Discussion: The language/literacy skills, attitudes, and motivation of at-risk adolescents who are identified as homeless varied. This adds to the current literature and support that some at-risk adolescents can benefit from speech and language services. Preliminary information about at-risk adolescents’ preferred learning modality is also introduced with these findings. A significant subset of adolescents have good awareness of their language/literacy skills supplementing that with more questions that probe the use of language/literacy skills, at-risk adolescents can accurately screen their own performance.
Conclusion: These findings support previous work suggesting that at-risk adolescents would benefit from speech-language services. Speech-language pathologists can play a critical role on teams with social workers and psychologists to help identify language/literacy skills of at-risk adolescents, which could subsequently impact their ability to plan, problem solve, overcome past experiences, obtain employment, and ultimately, live independently.
|Advisor:||Olszewski, Abbie, McClendon, Jennifer|
|School:||University of Nevada, Reno|
|Department:||Speech Pathology and Audiology|
|School Location:||United States -- Nevada|
|Source:||MAI 58/01M(E), Masters Abstracts International|
|Keywords:||At-risk adolescents, Attitude, Delinquent, Homeless, Language skills, Literacy skills|
Copyright in each Dissertation and Thesis is retained by the author. All Rights Reserved
The supplemental file or files you are about to download were provided to ProQuest by the author as part of a
dissertation or thesis. The supplemental files are provided "AS IS" without warranty. ProQuest is not responsible for the
content, format or impact on the supplemental file(s) on our system. in some cases, the file type may be unknown or
may be a .exe file. We recommend caution as you open such files.
Copyright of the original materials contained in the supplemental file is retained by the author and your access to the
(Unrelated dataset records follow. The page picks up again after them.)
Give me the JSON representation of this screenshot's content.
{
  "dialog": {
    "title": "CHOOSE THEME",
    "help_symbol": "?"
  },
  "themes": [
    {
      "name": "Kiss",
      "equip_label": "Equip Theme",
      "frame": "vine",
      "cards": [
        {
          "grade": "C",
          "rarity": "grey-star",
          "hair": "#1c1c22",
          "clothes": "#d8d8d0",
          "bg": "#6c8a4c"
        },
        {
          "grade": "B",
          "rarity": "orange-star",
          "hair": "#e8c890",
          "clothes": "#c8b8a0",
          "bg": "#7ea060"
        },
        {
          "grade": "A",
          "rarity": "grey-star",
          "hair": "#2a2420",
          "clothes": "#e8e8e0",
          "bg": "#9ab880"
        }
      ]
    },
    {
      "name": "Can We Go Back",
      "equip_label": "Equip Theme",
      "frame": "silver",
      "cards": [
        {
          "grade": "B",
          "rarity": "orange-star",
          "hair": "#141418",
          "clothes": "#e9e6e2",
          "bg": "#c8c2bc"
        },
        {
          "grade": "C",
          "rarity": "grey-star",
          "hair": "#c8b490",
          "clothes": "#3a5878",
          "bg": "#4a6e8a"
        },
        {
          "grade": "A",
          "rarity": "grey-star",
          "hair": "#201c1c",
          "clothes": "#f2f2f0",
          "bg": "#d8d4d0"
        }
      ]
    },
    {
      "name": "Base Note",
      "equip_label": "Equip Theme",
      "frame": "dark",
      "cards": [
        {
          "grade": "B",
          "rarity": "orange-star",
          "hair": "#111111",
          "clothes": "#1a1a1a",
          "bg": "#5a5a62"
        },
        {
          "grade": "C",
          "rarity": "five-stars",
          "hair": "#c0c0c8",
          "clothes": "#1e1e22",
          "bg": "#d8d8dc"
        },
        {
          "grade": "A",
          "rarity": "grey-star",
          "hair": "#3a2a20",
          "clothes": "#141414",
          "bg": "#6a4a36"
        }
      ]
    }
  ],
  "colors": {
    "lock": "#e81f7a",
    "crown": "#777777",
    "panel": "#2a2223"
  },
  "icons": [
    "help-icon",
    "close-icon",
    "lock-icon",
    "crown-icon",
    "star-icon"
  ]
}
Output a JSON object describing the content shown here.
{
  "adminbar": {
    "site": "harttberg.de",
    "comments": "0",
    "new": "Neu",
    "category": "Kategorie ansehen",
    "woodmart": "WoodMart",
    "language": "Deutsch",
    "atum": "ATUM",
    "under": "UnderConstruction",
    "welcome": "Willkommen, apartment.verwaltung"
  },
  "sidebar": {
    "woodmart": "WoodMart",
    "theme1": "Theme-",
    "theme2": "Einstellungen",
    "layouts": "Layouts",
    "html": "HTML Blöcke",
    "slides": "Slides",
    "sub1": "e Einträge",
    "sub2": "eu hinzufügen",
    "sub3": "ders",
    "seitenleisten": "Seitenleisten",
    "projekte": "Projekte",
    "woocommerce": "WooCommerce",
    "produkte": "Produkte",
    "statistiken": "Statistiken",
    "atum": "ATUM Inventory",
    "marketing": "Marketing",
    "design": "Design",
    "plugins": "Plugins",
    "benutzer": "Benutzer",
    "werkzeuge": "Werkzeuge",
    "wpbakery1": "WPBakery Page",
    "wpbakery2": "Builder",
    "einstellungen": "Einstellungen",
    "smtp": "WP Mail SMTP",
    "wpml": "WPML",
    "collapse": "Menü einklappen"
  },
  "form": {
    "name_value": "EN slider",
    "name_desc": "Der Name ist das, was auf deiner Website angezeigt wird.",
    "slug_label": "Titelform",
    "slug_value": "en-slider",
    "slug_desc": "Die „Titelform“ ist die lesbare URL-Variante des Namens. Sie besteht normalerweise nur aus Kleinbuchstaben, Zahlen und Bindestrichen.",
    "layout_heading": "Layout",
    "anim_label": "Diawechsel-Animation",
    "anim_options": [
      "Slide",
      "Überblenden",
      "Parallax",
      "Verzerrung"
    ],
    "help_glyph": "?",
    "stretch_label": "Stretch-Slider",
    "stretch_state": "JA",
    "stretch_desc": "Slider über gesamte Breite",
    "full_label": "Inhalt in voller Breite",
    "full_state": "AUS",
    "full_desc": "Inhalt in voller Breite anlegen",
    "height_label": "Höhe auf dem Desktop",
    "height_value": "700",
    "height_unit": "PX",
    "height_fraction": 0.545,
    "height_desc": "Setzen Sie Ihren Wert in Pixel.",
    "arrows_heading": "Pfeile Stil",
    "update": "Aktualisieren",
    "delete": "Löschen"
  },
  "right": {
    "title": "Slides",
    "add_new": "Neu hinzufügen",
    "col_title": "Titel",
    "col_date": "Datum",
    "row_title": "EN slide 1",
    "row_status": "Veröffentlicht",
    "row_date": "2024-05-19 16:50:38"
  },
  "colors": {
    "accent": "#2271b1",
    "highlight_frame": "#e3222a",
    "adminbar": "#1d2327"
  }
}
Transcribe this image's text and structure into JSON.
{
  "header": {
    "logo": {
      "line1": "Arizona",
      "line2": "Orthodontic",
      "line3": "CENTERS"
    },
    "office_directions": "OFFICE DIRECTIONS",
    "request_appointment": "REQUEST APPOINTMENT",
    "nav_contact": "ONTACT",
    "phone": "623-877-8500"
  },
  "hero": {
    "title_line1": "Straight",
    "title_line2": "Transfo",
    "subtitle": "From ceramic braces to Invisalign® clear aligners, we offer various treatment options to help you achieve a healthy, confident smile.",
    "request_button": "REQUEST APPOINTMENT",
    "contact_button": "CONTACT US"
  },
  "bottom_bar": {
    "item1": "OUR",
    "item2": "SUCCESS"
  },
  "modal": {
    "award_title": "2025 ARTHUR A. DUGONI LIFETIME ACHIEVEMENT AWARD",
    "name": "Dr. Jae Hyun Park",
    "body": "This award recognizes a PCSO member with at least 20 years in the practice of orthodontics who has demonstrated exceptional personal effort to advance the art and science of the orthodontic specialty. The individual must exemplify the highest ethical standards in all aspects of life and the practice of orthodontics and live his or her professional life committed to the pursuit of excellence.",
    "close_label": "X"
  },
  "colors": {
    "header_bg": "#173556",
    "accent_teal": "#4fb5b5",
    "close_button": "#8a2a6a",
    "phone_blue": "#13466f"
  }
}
supplemental files is subject to the ProQuest Terms and Conditions of use.
Depending on the size of the file(s) you are downloading, the system may take some time to download them. Please be